#### Excerpted data:
· · ·
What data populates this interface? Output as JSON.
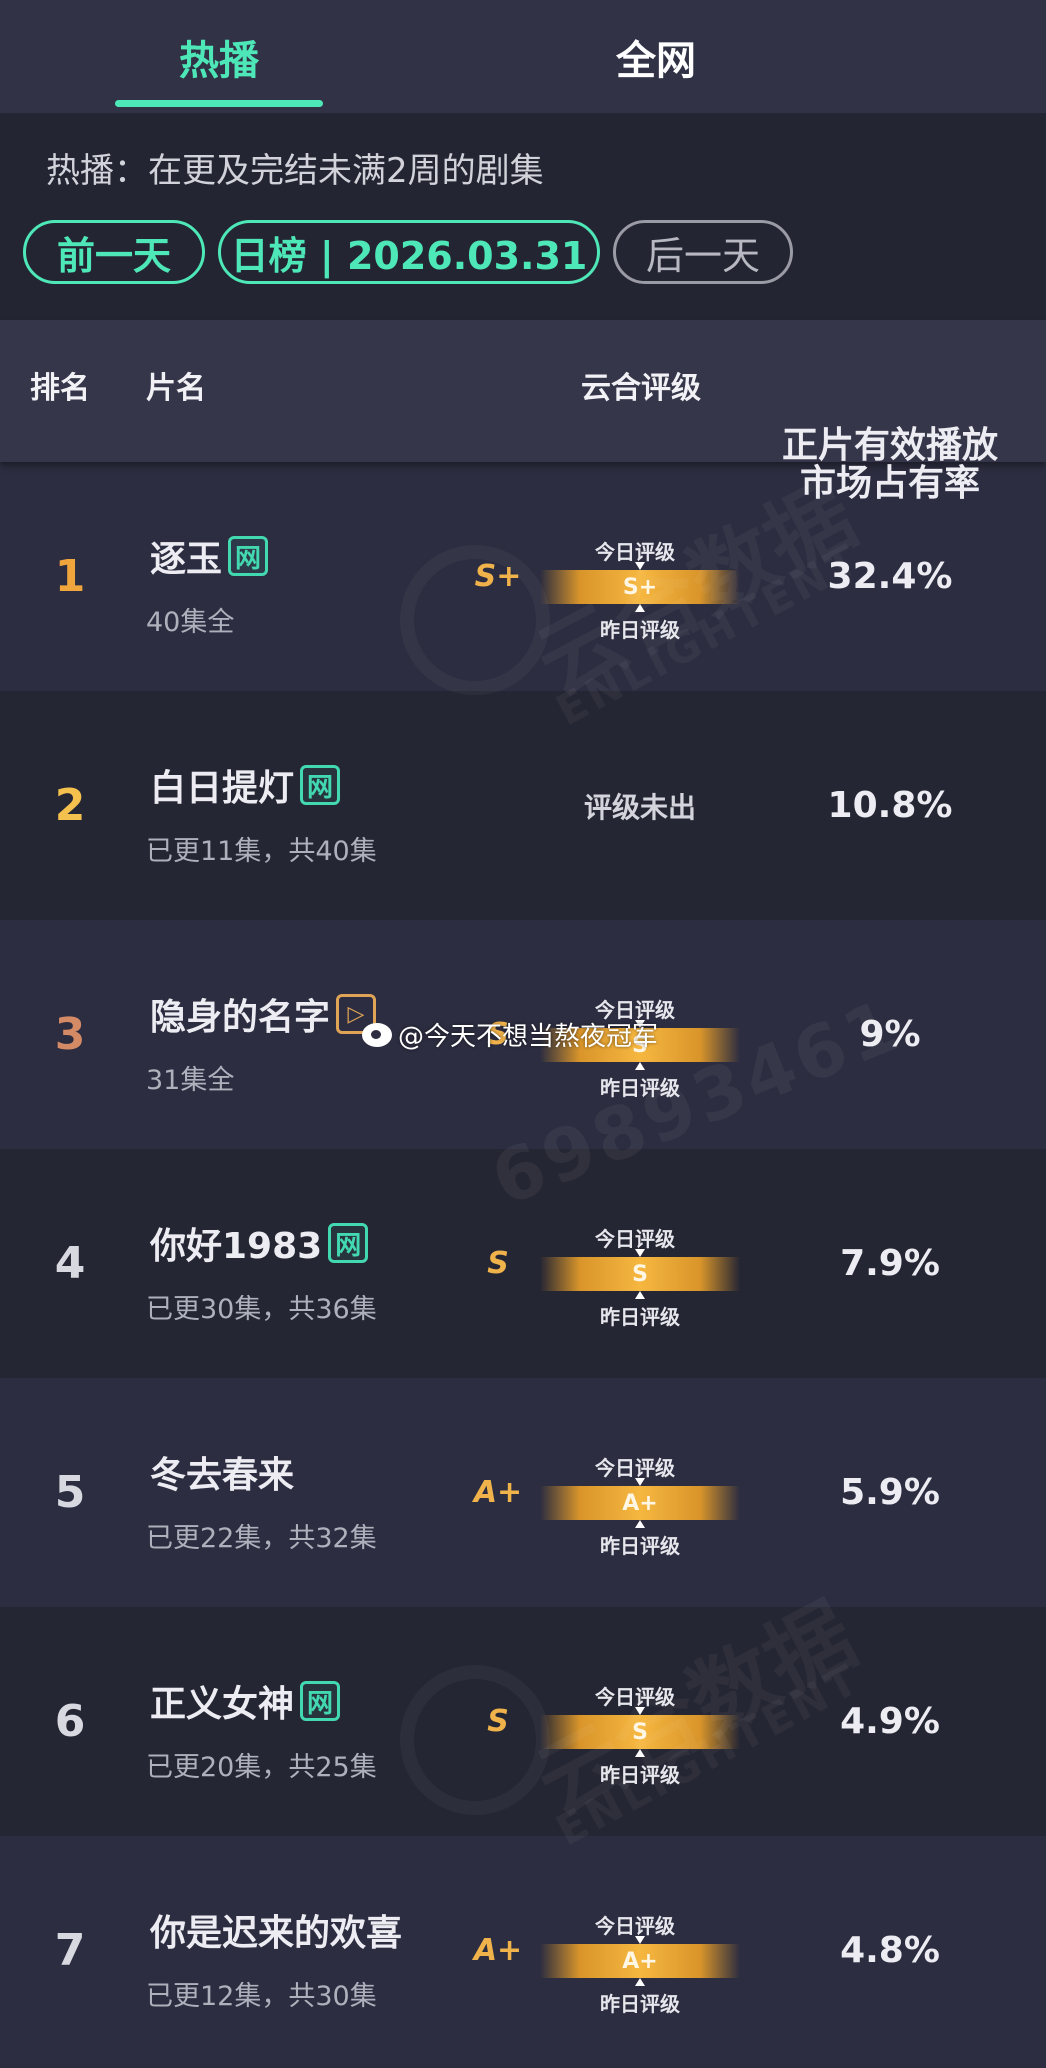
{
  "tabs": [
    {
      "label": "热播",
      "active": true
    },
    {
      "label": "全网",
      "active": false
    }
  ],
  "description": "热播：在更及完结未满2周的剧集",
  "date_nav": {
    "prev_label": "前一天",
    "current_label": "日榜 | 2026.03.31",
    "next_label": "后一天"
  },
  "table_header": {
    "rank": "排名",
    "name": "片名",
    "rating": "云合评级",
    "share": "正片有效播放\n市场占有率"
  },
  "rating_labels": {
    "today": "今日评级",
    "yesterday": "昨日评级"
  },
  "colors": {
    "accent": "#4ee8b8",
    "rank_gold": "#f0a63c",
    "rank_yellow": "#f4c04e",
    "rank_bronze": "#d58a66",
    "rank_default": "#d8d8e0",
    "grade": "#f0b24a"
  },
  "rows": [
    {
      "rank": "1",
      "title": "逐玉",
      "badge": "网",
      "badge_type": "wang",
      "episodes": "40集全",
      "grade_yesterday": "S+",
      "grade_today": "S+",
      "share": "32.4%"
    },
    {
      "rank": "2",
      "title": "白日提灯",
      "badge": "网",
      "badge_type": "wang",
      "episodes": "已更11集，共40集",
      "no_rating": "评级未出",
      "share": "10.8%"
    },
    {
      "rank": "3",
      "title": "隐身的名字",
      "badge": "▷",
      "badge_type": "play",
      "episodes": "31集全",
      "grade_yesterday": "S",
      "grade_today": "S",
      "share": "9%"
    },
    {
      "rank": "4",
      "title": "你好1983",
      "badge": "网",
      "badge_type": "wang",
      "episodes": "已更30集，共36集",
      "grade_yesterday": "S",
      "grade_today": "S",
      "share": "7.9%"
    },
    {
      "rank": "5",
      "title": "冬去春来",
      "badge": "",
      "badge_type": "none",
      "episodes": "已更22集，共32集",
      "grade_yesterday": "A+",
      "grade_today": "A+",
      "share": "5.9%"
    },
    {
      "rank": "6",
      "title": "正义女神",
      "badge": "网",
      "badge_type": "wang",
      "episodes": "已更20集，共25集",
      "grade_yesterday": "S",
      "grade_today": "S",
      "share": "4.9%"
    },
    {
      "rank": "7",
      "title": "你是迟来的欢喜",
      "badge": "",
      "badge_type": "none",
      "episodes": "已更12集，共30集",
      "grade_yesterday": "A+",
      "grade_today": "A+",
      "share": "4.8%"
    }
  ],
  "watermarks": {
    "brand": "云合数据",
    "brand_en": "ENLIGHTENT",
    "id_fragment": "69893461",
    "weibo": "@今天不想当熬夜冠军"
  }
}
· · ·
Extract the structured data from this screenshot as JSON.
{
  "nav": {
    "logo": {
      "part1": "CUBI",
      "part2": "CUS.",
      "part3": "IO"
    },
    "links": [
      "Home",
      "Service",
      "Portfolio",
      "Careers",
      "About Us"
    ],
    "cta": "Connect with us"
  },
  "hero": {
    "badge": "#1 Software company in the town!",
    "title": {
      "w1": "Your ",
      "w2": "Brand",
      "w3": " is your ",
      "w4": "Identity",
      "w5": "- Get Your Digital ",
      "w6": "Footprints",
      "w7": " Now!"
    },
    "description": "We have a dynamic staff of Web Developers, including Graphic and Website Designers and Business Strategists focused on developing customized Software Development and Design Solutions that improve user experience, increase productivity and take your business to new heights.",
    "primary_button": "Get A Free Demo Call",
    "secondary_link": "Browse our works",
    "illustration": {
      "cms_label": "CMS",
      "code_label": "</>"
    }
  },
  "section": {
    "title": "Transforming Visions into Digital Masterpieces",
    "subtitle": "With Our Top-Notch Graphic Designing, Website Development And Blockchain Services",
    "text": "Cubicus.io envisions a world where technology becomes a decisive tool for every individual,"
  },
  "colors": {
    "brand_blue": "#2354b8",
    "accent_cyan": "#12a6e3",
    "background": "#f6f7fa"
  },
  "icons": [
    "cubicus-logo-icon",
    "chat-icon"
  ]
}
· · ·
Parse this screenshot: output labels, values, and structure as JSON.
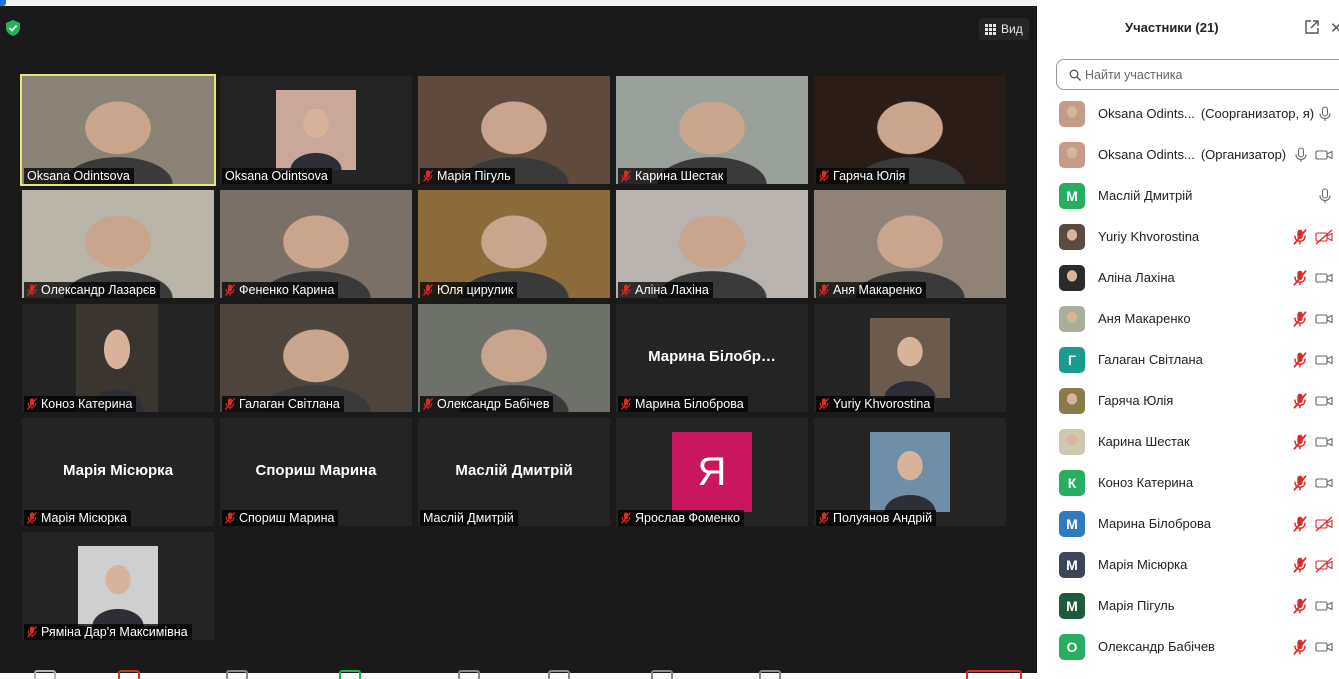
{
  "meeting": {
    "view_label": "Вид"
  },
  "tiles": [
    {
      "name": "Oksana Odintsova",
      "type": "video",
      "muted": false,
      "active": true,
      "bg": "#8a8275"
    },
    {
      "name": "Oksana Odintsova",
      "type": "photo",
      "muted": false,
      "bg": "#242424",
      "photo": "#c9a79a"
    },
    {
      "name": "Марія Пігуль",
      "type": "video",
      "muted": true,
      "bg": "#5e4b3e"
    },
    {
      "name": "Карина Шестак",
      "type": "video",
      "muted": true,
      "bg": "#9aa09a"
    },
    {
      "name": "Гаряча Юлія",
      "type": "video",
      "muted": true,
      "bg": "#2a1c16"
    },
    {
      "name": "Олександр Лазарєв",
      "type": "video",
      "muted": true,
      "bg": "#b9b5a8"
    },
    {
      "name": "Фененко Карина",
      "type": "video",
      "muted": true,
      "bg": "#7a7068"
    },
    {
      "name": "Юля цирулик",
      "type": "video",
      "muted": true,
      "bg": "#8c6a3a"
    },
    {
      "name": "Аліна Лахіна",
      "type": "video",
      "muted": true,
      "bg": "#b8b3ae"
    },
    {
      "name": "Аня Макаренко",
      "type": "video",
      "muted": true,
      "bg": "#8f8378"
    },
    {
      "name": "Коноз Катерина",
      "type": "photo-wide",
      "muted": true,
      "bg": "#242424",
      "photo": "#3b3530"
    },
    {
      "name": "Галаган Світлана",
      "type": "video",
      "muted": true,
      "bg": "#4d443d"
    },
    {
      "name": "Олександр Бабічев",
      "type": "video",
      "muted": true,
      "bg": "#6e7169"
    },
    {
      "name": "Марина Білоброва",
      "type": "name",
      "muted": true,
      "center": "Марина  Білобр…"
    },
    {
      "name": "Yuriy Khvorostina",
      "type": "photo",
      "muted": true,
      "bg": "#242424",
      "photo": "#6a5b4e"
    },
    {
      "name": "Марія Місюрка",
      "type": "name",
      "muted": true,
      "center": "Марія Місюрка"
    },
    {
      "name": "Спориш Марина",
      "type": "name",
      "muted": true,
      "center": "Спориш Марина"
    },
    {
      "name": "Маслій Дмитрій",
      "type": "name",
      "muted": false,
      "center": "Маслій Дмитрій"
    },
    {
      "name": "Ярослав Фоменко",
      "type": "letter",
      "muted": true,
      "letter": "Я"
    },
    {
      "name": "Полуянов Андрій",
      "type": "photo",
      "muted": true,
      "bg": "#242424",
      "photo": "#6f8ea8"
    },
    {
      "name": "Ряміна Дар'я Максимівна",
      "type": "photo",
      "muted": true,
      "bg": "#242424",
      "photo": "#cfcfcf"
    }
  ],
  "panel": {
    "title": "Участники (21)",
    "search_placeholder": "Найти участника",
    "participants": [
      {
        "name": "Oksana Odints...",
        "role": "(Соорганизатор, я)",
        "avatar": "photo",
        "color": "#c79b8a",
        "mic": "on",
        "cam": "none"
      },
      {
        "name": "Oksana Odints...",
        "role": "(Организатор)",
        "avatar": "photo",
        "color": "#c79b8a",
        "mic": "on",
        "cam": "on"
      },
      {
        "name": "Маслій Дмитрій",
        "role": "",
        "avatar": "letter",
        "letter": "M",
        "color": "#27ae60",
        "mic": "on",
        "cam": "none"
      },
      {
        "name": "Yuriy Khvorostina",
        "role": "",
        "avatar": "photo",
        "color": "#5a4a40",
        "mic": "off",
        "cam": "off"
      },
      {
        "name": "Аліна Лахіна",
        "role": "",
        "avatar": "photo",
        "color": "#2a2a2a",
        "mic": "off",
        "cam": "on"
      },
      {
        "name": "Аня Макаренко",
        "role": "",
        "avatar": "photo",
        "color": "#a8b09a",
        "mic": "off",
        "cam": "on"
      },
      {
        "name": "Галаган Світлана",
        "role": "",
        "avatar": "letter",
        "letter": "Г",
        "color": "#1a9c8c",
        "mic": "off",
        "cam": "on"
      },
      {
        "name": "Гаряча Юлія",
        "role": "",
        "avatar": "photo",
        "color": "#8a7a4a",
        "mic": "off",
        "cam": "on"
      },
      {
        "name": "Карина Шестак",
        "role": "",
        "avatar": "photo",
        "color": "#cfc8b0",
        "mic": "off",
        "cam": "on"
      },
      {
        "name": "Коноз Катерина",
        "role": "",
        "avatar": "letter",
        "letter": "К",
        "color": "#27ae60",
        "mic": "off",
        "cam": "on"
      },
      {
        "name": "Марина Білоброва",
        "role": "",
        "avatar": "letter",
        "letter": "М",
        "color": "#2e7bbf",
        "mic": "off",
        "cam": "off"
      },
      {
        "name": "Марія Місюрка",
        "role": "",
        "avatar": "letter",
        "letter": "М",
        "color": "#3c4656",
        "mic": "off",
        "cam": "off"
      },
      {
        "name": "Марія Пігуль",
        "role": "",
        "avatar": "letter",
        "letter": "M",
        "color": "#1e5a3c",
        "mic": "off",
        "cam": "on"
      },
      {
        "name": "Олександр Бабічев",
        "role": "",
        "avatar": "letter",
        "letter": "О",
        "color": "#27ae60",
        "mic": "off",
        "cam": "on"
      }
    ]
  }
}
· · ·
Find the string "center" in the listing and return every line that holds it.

      "center": "Марина  Білобр…"
      "center": "Марія Місюрка"
      "center": "Спориш Марина"
      "center": "Маслій Дмитрій"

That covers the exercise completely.